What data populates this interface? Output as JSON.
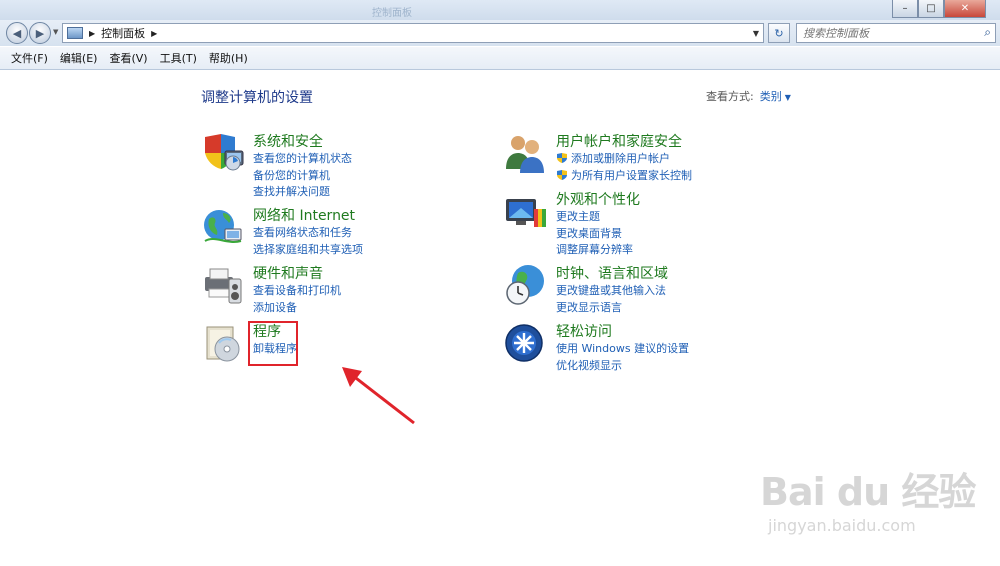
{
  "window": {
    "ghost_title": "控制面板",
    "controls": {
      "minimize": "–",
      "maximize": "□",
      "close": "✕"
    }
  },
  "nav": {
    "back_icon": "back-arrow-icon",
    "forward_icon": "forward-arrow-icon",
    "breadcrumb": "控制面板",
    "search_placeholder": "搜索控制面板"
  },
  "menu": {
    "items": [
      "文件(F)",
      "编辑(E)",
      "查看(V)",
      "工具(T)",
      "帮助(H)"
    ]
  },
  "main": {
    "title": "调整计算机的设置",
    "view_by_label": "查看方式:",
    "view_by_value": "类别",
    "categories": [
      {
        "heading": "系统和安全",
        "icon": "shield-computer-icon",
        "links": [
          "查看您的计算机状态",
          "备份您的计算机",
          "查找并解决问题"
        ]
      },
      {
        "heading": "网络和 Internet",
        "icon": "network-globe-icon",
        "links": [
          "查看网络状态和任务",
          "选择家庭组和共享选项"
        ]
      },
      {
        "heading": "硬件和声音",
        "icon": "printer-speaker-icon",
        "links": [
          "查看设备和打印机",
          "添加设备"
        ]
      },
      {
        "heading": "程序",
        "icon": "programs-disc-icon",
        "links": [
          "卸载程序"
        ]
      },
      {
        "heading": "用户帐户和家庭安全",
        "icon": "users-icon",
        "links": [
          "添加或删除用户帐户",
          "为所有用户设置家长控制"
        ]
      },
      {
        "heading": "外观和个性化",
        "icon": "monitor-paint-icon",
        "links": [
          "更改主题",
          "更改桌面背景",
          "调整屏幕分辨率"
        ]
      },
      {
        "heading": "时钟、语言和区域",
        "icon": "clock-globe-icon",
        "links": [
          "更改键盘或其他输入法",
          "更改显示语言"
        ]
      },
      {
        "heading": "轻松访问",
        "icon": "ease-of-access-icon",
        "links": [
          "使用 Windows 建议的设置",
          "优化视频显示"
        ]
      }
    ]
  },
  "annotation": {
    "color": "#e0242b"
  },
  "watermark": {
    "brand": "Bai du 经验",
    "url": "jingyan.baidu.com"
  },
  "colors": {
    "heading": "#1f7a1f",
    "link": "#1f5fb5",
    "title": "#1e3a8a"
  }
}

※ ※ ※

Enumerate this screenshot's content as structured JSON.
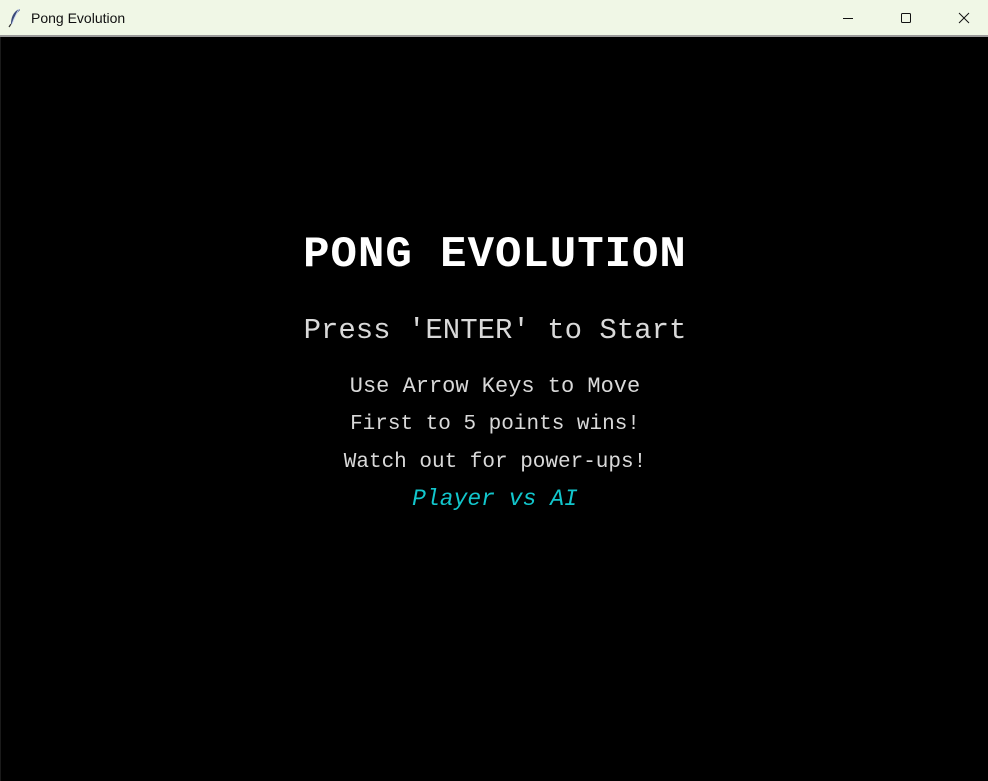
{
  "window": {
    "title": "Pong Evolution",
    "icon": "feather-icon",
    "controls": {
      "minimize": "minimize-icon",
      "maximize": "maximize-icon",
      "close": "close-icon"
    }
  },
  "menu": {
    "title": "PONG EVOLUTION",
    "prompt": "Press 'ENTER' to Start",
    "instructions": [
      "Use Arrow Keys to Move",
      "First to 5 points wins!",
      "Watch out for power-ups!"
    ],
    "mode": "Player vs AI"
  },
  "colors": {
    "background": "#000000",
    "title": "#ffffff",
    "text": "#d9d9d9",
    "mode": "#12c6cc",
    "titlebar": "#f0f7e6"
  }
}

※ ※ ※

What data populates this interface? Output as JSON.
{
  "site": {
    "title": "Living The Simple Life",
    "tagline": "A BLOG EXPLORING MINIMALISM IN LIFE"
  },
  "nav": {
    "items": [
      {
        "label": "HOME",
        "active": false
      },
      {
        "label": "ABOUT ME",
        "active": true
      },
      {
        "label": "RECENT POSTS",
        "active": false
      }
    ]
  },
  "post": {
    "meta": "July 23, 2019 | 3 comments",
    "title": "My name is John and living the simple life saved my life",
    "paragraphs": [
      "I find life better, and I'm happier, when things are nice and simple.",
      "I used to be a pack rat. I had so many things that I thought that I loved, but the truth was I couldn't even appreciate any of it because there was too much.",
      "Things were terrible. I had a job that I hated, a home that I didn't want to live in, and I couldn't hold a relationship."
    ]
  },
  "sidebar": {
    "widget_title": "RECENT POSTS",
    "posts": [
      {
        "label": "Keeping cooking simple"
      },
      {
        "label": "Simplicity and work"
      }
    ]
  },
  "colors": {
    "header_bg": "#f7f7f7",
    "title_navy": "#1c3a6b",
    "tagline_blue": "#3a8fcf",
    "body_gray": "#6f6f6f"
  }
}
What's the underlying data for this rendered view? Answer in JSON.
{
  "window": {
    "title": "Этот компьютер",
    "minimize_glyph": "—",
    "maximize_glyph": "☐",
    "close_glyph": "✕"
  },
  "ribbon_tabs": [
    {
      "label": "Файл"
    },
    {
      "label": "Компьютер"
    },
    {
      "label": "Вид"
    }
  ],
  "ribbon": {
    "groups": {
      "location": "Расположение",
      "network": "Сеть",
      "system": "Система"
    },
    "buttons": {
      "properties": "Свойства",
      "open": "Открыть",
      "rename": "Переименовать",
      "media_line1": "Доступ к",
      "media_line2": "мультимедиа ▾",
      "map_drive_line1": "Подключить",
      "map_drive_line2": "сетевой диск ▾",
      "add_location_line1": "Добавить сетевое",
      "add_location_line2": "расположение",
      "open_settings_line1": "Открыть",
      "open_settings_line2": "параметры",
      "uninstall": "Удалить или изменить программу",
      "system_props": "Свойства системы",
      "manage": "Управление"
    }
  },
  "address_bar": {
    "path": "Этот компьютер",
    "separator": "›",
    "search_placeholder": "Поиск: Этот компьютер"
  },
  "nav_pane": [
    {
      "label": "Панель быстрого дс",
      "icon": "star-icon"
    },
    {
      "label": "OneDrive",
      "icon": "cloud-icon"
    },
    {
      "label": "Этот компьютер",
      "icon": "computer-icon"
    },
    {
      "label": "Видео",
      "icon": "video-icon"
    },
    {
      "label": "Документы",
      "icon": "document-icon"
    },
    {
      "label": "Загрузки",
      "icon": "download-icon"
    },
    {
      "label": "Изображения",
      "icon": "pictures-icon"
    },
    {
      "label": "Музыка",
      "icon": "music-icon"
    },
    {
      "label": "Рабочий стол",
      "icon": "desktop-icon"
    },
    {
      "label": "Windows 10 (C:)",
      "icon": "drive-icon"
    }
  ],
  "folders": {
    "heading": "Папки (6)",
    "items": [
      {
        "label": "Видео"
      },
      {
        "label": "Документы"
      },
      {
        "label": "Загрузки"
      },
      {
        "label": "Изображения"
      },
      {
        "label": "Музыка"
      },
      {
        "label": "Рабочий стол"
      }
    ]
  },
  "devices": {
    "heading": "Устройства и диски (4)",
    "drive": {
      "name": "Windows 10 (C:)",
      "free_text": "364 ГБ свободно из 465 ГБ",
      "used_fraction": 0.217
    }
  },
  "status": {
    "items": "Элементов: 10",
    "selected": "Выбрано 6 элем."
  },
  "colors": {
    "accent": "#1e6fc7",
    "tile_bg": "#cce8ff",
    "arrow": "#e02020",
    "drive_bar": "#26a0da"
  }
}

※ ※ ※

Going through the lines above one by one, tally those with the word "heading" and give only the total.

--- Solution for this exercise ---
11